▶ _TASK GOAL_:
Which lines of the listing hold the string "Expositor"? Copy those lines.

=== Section Start ===

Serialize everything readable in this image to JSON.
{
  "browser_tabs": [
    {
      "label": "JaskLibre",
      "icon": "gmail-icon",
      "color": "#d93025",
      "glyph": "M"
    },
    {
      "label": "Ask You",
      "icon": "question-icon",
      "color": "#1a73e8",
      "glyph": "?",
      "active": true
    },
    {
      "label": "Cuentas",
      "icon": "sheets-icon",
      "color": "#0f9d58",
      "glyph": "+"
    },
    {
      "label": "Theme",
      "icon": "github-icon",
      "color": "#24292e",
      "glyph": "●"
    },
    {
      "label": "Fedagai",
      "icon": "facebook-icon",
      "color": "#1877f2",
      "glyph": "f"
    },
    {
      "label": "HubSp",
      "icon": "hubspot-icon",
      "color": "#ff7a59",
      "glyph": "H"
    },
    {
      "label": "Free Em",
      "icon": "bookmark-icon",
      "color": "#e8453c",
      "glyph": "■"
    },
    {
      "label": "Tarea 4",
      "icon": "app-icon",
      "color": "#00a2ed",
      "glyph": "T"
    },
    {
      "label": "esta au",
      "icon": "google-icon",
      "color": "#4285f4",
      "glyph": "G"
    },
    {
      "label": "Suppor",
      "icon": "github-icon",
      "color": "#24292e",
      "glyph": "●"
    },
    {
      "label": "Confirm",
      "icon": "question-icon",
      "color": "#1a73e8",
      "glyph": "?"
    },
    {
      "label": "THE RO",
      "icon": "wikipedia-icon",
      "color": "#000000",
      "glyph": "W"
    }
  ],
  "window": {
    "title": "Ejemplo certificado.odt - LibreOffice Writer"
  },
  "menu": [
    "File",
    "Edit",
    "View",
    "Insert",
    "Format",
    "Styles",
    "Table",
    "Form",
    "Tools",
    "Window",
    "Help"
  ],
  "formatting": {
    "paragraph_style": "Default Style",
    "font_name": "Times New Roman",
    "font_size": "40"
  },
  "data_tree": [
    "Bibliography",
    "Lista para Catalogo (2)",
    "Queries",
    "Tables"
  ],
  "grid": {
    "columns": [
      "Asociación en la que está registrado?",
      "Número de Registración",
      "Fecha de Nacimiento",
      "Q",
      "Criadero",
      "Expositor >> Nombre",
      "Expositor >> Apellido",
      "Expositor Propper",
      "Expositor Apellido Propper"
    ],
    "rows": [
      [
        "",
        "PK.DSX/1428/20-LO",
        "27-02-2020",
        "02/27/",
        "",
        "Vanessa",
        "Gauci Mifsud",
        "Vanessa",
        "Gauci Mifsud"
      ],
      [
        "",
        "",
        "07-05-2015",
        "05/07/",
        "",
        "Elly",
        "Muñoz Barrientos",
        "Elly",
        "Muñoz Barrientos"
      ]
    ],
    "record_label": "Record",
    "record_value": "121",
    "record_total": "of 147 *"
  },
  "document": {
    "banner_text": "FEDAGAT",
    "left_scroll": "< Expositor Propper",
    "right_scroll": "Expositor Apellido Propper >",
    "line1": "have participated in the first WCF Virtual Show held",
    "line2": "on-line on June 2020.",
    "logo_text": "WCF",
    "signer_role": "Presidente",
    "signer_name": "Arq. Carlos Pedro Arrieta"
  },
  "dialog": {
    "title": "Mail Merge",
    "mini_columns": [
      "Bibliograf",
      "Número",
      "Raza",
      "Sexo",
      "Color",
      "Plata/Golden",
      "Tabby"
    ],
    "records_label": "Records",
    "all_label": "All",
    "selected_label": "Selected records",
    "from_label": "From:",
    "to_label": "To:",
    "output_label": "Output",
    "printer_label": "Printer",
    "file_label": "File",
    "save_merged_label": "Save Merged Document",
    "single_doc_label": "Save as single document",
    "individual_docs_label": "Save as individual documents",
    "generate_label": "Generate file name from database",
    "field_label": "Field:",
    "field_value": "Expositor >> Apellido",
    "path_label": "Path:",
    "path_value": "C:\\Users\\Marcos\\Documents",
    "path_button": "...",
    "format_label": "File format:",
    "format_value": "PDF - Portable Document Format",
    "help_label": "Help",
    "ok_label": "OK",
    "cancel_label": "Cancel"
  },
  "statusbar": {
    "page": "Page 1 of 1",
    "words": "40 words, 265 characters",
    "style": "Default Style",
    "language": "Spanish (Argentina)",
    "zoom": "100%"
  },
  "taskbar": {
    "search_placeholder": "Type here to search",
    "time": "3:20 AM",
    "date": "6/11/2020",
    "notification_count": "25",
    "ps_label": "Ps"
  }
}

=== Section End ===

▶ _RESPONSE FOR THIS EXERCISE_:
      "Expositor >> Nombre",
      "Expositor >> Apellido",
      "Expositor Propper",
      "Expositor Apellido Propper"
    "left_scroll": "< Expositor Propper",
    "right_scroll": "Expositor Apellido Propper >",
    "field_value": "Expositor >> Apellido",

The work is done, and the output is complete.